Environmental campaigners Greenpeace will take a complaint to the Auditor General after discovering the company responsible for monitoring large chunks of the fishing industry is wholly owned by the industry’s biggest lobby group.
LISTEN ABOVE: Greenpeace chief executive Russel Norman spoke to Rachel Smalley
The company, named FishServe, has been contracted by the Ministry of Primary Industries (MPI) for the last 20 years to monitor overfishing, take catch reports, manage quotas and decide on licences.
A Greenpeace investigation found the company is not only owned by the industry group Seafood New Zealand, but it operates from the same office and shares staff.
The revelations follow a series of controversies last year about fish dumping going unprosecuted, and a contract for camera-monitoring also being given to an industry-owned company.
Greenpeace New Zealand executive director Russel Norman said he believed the situation was an example of “regulatory capture”, borne from a “web of complex relationships” between MPI and industry.
“What it means in practice is that, in order to prosecute fishing companies for legal breaches, the government regulator, MPI, has to rely on data collected and provided by a company owned by the fishing companies themselves, FishServe,” he said.

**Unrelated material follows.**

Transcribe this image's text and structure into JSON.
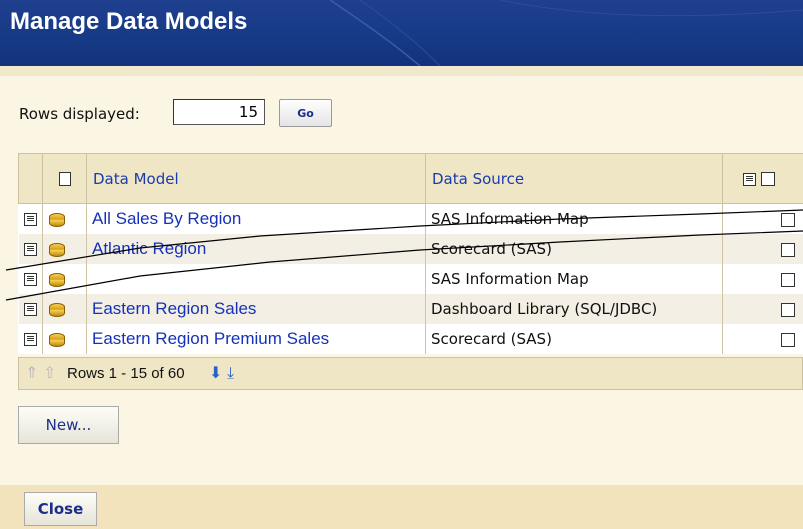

“This is something that at the very least warrants further investigation and we’ll be looking to refer this to the Auditor General for review.”
FishServe is a wholly-owned subsidiary of Seafood New Zealand, with powers transferred to it by MPI in a series of legislative orders.
It operates from the same Wellington office as Seafood New Zealand - sharing a receptionist - as well as other industry groups including including Deepwater Group, Fisheries Inshore New Zealand and New Zealand Federation of Commercial Fishermen.
All of its for directors are involved in fishing. One, Tim Pankhurst, is also the Chief Executive of Seafood New Zealand.
Pankhurst did not respond to requests for comment. Seafood New Zealand’s communications manager instead responded to Herald inquiries, saying there was “no conflict of interest”.
She said while FishServe was a wholly-owned subsidiary of Seafood New Zealand, it was also an Approved Service Delivery Organisation in its own right, established under Government statute.
“This has been the case since 2001. It has its own dedicated chief executive and staff, who do not report directly to SNZ. It is funded through collection of fees from the industry.”
A spokesperson for MPI said FishServe had been in place for almost 20 years without incident, and there were a number of checks and balances in in place to ensure the data it provided was accurate.
FishServe underwent internal audit, and information from it was reconciled with data provided from Licensed Fish Receivers. Its function was administrative only, and it had no decision-making powers, it said.
However, Greenpeace pointed out that in the “transfer of powers” paper, FishServe not only appointed its own auditors, but was enabled to make decisions about licences for Fish Receivers. It was also entitled to monitor overfishing and determine when a prohibition would come into effect.
Norman said it was another case of the “fox guarding the hen house”.
“We just don’t understand how FishServe, working alongside lobby groups and fishing industry owned companies on a daily basis, owned and controlled by a powerful industry lobby group, can be allowed to act as proxy ‘regulator’.”
Scott McIndoe, from the recreational fishing group LegaSea, said it was not good enough to make the industry responsible for what he called a "broken and failing" inshore quota management system.
"We insist on ministerial discretion and responsibility being maintained," he said. "Otherwise what will it look like in another 30 years time? Will [recreational fishers] be sitting on the beach watching those who ‘value’ fishing the most having all the fun?"
The FishServe revelations follow a rash of controversy in the fishing sector last year, including the ministry-commissioned Heron inquiry which found MPI had chosen not to prosecute local fishing captains who were caught on CCTV cameras dumping healthy-sized fish.
Heron looked at three separate investigations into dumping in 2003, 2012 and 2013, known as Operation Overdue, Operation Achilles and Operation Hippocamp.
Operation Achilles, in November 2012, discovered that five out of six vessels operating off the eastern coast of the South Island had discarded quota fish - mostly gurnard and elephant fish. Between 20 per cent and 100 per cent of quota fish were being thrown out with every haul.
However, despite a recommendation by the investigator, MPI did not proceed with a prosecution and instead issued a warning to the boats' skippers.
This decision, and the process leading up to it, was “flawed”, Heron's report said.
At the same time, the Government committed to speeding up the rollout of onboard cameras on New Zealand's commercial fishing fleet, which are used to detect any illegal activity.
In that case, the contract was also awarded to a company owned by industry, named Trident. It too works from the Wellington office where Seafood New Zealand is based.